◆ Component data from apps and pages
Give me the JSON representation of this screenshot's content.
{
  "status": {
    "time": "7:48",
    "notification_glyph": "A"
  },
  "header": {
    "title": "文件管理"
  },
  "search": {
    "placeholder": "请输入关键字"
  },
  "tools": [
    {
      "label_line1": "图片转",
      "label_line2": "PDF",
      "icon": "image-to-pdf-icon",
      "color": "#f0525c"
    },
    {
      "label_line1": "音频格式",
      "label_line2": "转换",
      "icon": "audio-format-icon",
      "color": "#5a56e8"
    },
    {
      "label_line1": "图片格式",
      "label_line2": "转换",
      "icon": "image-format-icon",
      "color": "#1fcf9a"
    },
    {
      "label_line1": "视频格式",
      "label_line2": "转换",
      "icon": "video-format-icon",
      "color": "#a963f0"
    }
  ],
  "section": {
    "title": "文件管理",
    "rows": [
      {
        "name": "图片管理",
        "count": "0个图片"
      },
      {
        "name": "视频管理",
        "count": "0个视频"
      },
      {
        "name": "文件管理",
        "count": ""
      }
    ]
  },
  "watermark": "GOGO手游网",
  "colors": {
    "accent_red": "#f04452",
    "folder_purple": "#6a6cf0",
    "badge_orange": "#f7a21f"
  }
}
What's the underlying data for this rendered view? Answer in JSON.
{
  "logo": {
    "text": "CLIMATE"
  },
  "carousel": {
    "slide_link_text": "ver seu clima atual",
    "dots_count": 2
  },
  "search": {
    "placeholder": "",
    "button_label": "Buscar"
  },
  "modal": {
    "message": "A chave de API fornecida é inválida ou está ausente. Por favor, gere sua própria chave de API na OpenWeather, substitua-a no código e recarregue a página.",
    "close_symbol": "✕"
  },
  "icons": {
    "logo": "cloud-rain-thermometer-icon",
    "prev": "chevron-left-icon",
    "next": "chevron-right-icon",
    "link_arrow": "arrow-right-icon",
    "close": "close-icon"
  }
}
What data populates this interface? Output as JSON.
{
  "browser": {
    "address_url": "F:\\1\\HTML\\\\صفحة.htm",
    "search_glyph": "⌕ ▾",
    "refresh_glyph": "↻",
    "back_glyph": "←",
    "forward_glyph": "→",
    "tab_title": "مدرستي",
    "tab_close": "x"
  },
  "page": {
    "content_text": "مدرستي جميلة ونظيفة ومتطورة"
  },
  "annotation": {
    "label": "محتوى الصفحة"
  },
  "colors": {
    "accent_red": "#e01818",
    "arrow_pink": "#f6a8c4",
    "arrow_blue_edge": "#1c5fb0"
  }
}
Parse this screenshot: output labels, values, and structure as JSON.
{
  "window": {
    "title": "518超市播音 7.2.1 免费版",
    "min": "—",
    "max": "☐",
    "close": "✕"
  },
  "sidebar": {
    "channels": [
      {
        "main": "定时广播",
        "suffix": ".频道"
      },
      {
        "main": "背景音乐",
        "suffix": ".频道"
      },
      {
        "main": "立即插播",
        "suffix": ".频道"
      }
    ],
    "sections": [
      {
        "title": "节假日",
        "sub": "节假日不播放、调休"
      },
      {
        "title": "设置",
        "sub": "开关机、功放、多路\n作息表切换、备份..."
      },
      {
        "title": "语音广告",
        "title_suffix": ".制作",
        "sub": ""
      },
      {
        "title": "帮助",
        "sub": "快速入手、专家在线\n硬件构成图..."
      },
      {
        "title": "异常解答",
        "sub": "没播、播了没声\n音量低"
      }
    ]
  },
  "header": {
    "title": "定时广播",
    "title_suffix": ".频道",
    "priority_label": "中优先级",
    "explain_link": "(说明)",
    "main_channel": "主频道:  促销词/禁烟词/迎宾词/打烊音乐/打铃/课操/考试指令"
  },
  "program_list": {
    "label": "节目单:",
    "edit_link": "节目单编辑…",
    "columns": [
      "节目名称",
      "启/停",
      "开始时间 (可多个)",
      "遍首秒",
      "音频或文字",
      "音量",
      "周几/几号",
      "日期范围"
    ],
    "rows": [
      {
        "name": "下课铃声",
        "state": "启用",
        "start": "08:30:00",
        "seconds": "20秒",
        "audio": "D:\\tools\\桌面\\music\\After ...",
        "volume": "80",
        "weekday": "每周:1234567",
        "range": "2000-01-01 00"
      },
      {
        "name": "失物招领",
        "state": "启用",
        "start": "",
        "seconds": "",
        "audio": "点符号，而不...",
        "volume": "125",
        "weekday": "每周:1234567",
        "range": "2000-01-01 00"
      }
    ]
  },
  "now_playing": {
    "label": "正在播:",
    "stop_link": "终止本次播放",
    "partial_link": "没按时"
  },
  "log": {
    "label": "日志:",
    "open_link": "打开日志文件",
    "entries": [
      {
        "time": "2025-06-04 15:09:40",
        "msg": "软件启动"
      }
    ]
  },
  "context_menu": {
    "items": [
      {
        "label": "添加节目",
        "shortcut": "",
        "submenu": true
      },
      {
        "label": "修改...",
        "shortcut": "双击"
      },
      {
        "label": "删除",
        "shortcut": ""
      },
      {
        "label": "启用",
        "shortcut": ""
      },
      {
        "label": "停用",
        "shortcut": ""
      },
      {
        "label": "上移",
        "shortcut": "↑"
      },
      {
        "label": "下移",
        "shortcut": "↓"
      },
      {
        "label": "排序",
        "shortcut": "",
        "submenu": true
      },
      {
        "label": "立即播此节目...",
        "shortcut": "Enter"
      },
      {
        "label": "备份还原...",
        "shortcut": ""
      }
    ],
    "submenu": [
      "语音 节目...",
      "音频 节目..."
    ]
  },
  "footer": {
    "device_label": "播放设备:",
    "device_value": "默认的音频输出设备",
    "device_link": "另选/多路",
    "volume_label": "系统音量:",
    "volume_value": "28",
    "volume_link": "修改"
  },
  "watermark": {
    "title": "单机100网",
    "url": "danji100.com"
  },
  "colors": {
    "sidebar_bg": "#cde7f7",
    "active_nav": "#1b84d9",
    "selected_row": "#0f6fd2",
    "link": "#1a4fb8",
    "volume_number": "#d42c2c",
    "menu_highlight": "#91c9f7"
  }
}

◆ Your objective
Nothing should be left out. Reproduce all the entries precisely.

◆ Expected answer
Give me the JSON representation of this screenshot's content.
{
  "status": {
    "time": "7:48",
    "notification_glyph": "A"
  },
  "header": {
    "title": "文件管理"
  },
  "search": {
    "placeholder": "请输入关键字"
  },
  "tools": [
    {
      "label_line1": "图片转",
      "label_line2": "PDF",
      "icon": "image-to-pdf-icon",
      "color": "#f0525c"
    },
    {
      "label_line1": "音频格式",
      "label_line2": "转换",
      "icon": "audio-format-icon",
      "color": "#5a56e8"
    },
    {
      "label_line1": "图片格式",
      "label_line2": "转换",
      "icon": "image-format-icon",
      "color": "#1fcf9a"
    },
    {
      "label_line1": "视频格式",
      "label_line2": "转换",
      "icon": "video-format-icon",
      "color": "#a963f0"
    }
  ],
  "section": {
    "title": "文件管理",
    "rows": [
      {
        "name": "图片管理",
        "count": "0个图片"
      },
      {
        "name": "视频管理",
        "count": "0个视频"
      },
      {
        "name": "文件管理",
        "count": ""
      }
    ]
  },
  "watermark": "GOGO手游网",
  "colors": {
    "accent_red": "#f04452",
    "folder_purple": "#6a6cf0",
    "badge_orange": "#f7a21f"
  }
}
What's the underlying data for this rendered view? Answer in JSON.
{
  "logo": {
    "text": "CLIMATE"
  },
  "carousel": {
    "slide_link_text": "ver seu clima atual",
    "dots_count": 2
  },
  "search": {
    "placeholder": "",
    "button_label": "Buscar"
  },
  "modal": {
    "message": "A chave de API fornecida é inválida ou está ausente. Por favor, gere sua própria chave de API na OpenWeather, substitua-a no código e recarregue a página.",
    "close_symbol": "✕"
  },
  "icons": {
    "logo": "cloud-rain-thermometer-icon",
    "prev": "chevron-left-icon",
    "next": "chevron-right-icon",
    "link_arrow": "arrow-right-icon",
    "close": "close-icon"
  }
}
What data populates this interface? Output as JSON.
{
  "browser": {
    "address_url": "F:\\1\\HTML\\\\صفحة.htm",
    "search_glyph": "⌕ ▾",
    "refresh_glyph": "↻",
    "back_glyph": "←",
    "forward_glyph": "→",
    "tab_title": "مدرستي",
    "tab_close": "x"
  },
  "page": {
    "content_text": "مدرستي جميلة ونظيفة ومتطورة"
  },
  "annotation": {
    "label": "محتوى الصفحة"
  },
  "colors": {
    "accent_red": "#e01818",
    "arrow_pink": "#f6a8c4",
    "arrow_blue_edge": "#1c5fb0"
  }
}
Parse this screenshot: output labels, values, and structure as JSON.
{
  "window": {
    "title": "518超市播音 7.2.1 免费版",
    "min": "—",
    "max": "☐",
    "close": "✕"
  },
  "sidebar": {
    "channels": [
      {
        "main": "定时广播",
        "suffix": ".频道"
      },
      {
        "main": "背景音乐",
        "suffix": ".频道"
      },
      {
        "main": "立即插播",
        "suffix": ".频道"
      }
    ],
    "sections": [
      {
        "title": "节假日",
        "sub": "节假日不播放、调休"
      },
      {
        "title": "设置",
        "sub": "开关机、功放、多路\n作息表切换、备份..."
      },
      {
        "title": "语音广告",
        "title_suffix": ".制作",
        "sub": ""
      },
      {
        "title": "帮助",
        "sub": "快速入手、专家在线\n硬件构成图..."
      },
      {
        "title": "异常解答",
        "sub": "没播、播了没声\n音量低"
      }
    ]
  },
  "header": {
    "title": "定时广播",
    "title_suffix": ".频道",
    "priority_label": "中优先级",
    "explain_link": "(说明)",
    "main_channel": "主频道:  促销词/禁烟词/迎宾词/打烊音乐/打铃/课操/考试指令"
  },
  "program_list": {
    "label": "节目单:",
    "edit_link": "节目单编辑…",
    "columns": [
      "节目名称",
      "启/停",
      "开始时间 (可多个)",
      "遍首秒",
      "音频或文字",
      "音量",
      "周几/几号",
      "日期范围"
    ],
    "rows": [
      {
        "name": "下课铃声",
        "state": "启用",
        "start": "08:30:00",
        "seconds": "20秒",
        "audio": "D:\\tools\\桌面\\music\\After ...",
        "volume": "80",
        "weekday": "每周:1234567",
        "range": "2000-01-01 00"
      },
      {
        "name": "失物招领",
        "state": "启用",
        "start": "",
        "seconds": "",
        "audio": "点符号，而不...",
        "volume": "125",
        "weekday": "每周:1234567",
        "range": "2000-01-01 00"
      }
    ]
  },
  "now_playing": {
    "label": "正在播:",
    "stop_link": "终止本次播放",
    "partial_link": "没按时"
  },
  "log": {
    "label": "日志:",
    "open_link": "打开日志文件",
    "entries": [
      {
        "time": "2025-06-04 15:09:40",
        "msg": "软件启动"
      }
    ]
  },
  "context_menu": {
    "items": [
      {
        "label": "添加节目",
        "shortcut": "",
        "submenu": true
      },
      {
        "label": "修改...",
        "shortcut": "双击"
      },
      {
        "label": "删除",
        "shortcut": ""
      },
      {
        "label": "启用",
        "shortcut": ""
      },
      {
        "label": "停用",
        "shortcut": ""
      },
      {
        "label": "上移",
        "shortcut": "↑"
      },
      {
        "label": "下移",
        "shortcut": "↓"
      },
      {
        "label": "排序",
        "shortcut": "",
        "submenu": true
      },
      {
        "label": "立即播此节目...",
        "shortcut": "Enter"
      },
      {
        "label": "备份还原...",
        "shortcut": ""
      }
    ],
    "submenu": [
      "语音 节目...",
      "音频 节目..."
    ]
  },
  "footer": {
    "device_label": "播放设备:",
    "device_value": "默认的音频输出设备",
    "device_link": "另选/多路",
    "volume_label": "系统音量:",
    "volume_value": "28",
    "volume_link": "修改"
  },
  "watermark": {
    "title": "单机100网",
    "url": "danji100.com"
  },
  "colors": {
    "sidebar_bg": "#cde7f7",
    "active_nav": "#1b84d9",
    "selected_row": "#0f6fd2",
    "link": "#1a4fb8",
    "volume_number": "#d42c2c",
    "menu_highlight": "#91c9f7"
  }
}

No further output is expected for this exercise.